Preferably, the program presents the pet's owner with information encouraging enrollment of the pet in a feeding plan offered by the merchant by informing the owner of the benefits to the pet of a combined regimen of the plan's foods/treats/supplements/pharmaceuticals, and by informing the owner of the savings the owner would be entitled to if the plan's food/treats/supplements are purchased together from merchant 112 than if purchase separately. Then, when the owner goes to the merchant's store, a feeding-plan consultant discusses various feeding-plan options (e.g., Bronze Plan, Platinum Plan, etc.) with the owner and determines the desired feeding plan for the pet. The owner then purchases the plan's foods/treats/supplements on a periodic basis or as needed, as discussed above.

According to an aspect of the embodiment, a kiosk/booth at the merchant's store or at the veterinarian's office may be used by the pet's owner to complete the survey to determine the recommended diet for the pet. This way, the owner conveniently may determine the recommended diet, decide on a desired feeding plan, and purchase foods/treats/supplements/pharmaceuticals for the feeding plan all at the same location. Preferably, the kiosk/booth is equipped with a computer or other type of communication device (e.g., computing system 104) for accessing server 102, which controls an interactive assessment program for a plurality of kiosks/booths.

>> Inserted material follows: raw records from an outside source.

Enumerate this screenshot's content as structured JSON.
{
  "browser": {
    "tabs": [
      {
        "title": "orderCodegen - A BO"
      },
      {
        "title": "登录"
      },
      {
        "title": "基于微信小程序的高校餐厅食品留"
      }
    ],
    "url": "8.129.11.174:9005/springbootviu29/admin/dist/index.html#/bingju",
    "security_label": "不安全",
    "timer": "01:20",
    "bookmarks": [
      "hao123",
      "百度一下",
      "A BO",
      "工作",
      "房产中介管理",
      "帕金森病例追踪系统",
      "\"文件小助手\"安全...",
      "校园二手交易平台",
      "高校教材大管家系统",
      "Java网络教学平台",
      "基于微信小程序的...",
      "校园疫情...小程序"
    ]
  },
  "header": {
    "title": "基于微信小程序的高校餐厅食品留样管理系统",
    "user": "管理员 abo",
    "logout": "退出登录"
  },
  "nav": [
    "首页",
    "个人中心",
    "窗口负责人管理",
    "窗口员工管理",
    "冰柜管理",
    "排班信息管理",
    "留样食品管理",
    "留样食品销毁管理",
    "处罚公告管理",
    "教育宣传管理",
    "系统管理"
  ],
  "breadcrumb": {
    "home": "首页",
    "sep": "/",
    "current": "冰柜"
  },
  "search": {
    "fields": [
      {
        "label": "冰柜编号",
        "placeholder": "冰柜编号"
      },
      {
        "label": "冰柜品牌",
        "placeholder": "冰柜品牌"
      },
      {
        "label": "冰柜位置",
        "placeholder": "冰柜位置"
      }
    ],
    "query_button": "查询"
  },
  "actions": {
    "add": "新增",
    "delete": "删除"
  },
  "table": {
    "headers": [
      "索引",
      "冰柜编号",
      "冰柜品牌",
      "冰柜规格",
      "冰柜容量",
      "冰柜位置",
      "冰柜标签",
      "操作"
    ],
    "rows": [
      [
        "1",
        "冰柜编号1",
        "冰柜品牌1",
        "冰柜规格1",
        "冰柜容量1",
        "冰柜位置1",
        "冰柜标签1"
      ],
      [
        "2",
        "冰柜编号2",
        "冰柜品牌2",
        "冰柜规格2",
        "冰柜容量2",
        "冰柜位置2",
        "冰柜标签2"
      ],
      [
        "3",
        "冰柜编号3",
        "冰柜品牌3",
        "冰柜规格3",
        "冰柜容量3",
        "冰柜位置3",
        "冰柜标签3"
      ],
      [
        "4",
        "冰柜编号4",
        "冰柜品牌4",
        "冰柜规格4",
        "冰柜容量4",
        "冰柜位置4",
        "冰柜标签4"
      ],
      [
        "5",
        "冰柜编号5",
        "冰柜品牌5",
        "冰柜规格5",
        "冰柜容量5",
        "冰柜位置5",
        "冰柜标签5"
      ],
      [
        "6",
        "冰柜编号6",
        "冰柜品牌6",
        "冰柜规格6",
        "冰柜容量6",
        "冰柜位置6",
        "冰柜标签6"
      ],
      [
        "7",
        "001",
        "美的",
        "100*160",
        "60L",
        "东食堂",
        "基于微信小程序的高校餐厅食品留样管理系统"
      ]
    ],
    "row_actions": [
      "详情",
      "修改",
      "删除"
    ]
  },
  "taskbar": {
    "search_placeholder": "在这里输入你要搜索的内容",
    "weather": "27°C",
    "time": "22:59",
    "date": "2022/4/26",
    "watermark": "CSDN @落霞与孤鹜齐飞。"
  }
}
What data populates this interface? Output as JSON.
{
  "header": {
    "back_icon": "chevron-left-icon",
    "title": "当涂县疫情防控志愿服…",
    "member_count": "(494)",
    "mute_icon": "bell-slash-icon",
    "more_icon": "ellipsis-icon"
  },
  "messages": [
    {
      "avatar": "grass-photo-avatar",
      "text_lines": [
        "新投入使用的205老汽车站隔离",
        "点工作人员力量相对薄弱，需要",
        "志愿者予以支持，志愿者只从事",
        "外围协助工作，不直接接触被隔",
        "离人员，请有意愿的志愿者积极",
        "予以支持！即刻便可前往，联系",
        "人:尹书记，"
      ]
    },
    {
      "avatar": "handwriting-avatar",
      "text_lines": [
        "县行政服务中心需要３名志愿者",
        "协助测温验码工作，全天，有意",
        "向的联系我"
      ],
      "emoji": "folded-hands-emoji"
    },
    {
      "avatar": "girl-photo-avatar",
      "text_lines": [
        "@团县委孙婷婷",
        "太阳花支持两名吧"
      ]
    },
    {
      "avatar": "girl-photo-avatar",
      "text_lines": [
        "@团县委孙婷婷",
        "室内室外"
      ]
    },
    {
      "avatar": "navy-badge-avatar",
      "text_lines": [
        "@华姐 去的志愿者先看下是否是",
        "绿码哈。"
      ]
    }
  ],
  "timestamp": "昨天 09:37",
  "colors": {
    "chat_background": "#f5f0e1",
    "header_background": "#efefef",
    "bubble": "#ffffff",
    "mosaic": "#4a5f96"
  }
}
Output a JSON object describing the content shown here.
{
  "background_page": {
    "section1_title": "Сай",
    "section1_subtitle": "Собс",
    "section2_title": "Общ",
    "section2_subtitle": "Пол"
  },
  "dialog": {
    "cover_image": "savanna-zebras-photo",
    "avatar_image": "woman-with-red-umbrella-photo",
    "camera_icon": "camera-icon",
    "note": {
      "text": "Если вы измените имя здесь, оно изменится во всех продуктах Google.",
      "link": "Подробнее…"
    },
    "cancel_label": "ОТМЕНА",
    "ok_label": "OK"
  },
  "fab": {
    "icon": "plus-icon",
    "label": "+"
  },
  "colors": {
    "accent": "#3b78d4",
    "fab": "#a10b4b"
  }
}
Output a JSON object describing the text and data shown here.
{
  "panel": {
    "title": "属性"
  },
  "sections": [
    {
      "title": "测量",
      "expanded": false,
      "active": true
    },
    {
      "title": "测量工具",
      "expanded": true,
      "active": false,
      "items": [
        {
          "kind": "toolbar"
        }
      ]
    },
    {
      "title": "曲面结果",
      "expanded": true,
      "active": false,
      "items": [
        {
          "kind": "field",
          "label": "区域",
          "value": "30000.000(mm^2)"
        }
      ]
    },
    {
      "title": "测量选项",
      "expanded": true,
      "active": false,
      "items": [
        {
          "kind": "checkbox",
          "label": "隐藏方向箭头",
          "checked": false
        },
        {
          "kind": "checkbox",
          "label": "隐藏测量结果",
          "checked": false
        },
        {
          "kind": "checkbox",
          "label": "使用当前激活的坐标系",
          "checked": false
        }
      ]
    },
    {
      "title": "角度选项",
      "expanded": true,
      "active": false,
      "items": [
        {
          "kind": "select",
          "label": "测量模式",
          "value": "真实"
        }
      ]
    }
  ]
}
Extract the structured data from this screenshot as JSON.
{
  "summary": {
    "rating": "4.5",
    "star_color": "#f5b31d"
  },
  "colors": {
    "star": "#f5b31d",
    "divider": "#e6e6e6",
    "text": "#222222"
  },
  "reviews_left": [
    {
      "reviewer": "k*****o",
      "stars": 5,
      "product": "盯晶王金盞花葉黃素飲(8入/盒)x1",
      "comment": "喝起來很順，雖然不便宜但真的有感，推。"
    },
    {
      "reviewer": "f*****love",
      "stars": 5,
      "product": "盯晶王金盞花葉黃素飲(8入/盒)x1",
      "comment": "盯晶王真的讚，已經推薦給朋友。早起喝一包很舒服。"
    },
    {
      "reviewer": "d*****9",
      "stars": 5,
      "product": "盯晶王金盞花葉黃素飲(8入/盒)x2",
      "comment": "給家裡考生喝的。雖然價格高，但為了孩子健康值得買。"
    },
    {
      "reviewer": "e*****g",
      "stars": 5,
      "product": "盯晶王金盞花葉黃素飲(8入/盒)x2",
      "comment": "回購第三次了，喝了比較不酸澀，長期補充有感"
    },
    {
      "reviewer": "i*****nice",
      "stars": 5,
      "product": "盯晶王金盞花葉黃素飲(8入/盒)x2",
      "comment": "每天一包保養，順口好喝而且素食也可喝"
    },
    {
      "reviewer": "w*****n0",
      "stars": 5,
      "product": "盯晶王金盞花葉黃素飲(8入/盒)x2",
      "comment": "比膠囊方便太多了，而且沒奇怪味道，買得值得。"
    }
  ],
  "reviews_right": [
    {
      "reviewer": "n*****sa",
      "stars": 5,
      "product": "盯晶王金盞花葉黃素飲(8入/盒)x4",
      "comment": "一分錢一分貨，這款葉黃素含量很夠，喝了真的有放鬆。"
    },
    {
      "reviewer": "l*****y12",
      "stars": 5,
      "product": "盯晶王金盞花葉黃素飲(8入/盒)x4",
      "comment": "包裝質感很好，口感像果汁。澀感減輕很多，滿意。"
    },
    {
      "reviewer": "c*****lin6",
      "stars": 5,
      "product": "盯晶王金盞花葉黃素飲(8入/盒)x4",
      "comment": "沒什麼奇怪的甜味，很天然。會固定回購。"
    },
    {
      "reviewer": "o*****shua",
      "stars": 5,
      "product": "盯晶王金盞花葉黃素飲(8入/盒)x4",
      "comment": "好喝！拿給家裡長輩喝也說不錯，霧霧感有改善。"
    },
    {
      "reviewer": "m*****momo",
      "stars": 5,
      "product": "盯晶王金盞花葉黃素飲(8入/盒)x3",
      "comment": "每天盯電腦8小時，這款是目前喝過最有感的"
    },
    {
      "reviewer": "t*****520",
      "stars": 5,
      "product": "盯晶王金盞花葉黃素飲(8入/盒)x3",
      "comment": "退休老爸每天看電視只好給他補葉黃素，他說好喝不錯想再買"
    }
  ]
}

According to still another embodiment of the invention, assessments of the pet are made over a period of time to determine the efficacy of the recommended diet in maintaining or improving the pet's condition. The assessments are stored in database 110 and used to refine the program's algorithm for determining future recommended diets.

The various embodiments of the present invention described above have been presented by way of example and not limitation. It will be apparent to persons skilled in the relevant arts that various changes in form and detail can be made therein without departing from the spirit and scope of the present invention. Thus, the present invention should not be limited by any of the above-described exemplary embodiments, but should be defined only in accordance with the following claims and their equivalents. It is also to be understood that the steps and processes recited in the claims need not be performed in the order presented.

In addition, it should be understood that the attached drawing, which highlights the functionality and advantages of the present invention, are presented as an illustrative example. The system arrangement of the present invention is sufficiently flexible and configurable, such that it may be utilized and configured in ways other than that shown in the drawing.